The holiday season and resulting festivities have passed. January and February can offer a great time to reflect on your business, particularly because you’re probably also pulling your financial data together for tax purposes. What a great time of year this is to review your business and establish your coming year’s operating goals. Think of this as an annual health check-up for your business, much like the annual exam you get for your personal health. And just as you exhibit certain symptoms when you’re not quite right, so will your business. Keeping as close an eye on your business as you do on your health allows you to get a head start on “treatment”, often preventing a small problem from turning into a crisis.
1) Review 2010. What were your goals? Did you accomplish what you wanted to? What went well for you? What took you by surprise? What could use improvement? Did you meet new people? Did you learn new skills? What was your biggest obstacle? Have you overcome this obstacle, or does it still require a solution? Did you lose any clients? If so, why? Did you gain new clients? How? Did you lose employees? If so, why? Did you hire new employees? How are they working out? All this information provides you with a baseline.
2) Set your 2011 goals. Is there something that you’ve been meaning to do, or always wanted to do that you keep putting off? Or maybe you’ve got a great idea, but haven’t moved beyond the idea stage. Perhaps the coming year is just the time to tackle this project. Often a project is large enough that it is the sheer size of it that deters us from getting started. Break the project into all the steps needed to fulfill it. By breaking the project down to smaller components it becomes a manageable size. That way you can start to take one step at a time. It may be a project that requires more than one year to accomplish, and that’s okay. This could be the year you actually get it started. After all, it will never happen if you don’t take those first steps.
3) Make your goals quantifiable. Create a reasonable timetable for each step. If you are unsure, talk to others who have done a similar project about what steps they took, how long each took, and all the associated costs. Identify where you will get the money from to accomplish your goal. If you can identify alternate sources, then you are more likely to succeed.

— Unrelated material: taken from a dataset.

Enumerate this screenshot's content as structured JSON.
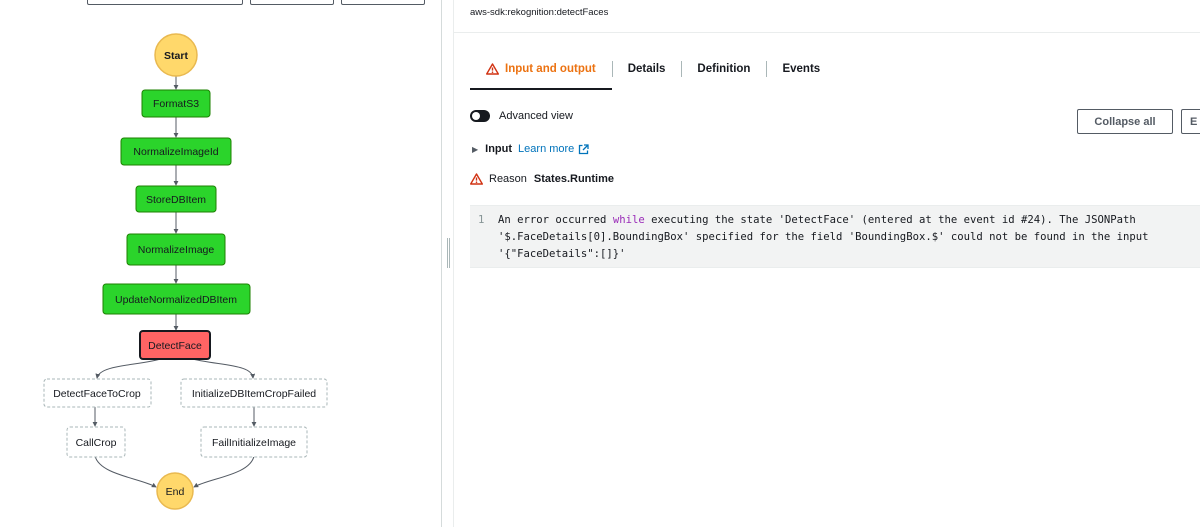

4) Thank your clients. Without them you wouldn’t exist. You will find that if you take them for granted they will disappear and reappear with your competition. There are many ways to let your clients know that you appreciate them. If you are a business that has a physical location, have a customer appreciation day. Have food and entertainment available at no cost to them. If you provide services you may want to offer a referral discount. Or your thanks can be given in a public forum through an advertisement. Social media is another avenue for thanking your clients and providing special offers for being a client. Even though we are an online culture now, it is wonderful if you can remember them with a card or other surprise at the holidays and on their birthday. Genuine interest goes a long way.
5) Ask your clients how else you can fill their needs. This helps maintain a client’s loyalty, as well as gives you a good feel for new product and service offerings that you may want to offer. It also helps keep communication channels open.
6) Thank your employees. You may have discovered that it can be difficult to find the appropriate match for employees for your business. When you have good help, be sure to let them know it.
7) Talk with your employees about their 2011 goals. Find out if they were satisfied with their 2010 employment. If you have an open relationship with your employees this will not be difficult. You will also discover areas that your employee would like to grow into or contribute to. They will excel at what they do if they are part of setting their goals. If you have a closed relationship, be prepared to hear what they think you want to hear.
8) Look around you. How has your industry at large changed? Have you kept up with these changes? What courses, networking, and mentoring can you find to help you stay abreast of the industry? How has your immediate market area changed? Have you gained business because someone has shut down? Will you lose business if someone else fills in where they left off? Is there any new competition entering the market? It’s is not always possible to foresee all that will happen, but being in touch with these issues certainly makes a big difference in your ability to keep your piece of the pie.
As you can see, your annual check-up follows a pattern of reflect, plan, take action. With these steps you will be aware of what is likely to happen and be able to adapt to change as needed. Growing your business is a continuous process, just as monitoring your own personal health and well-being is.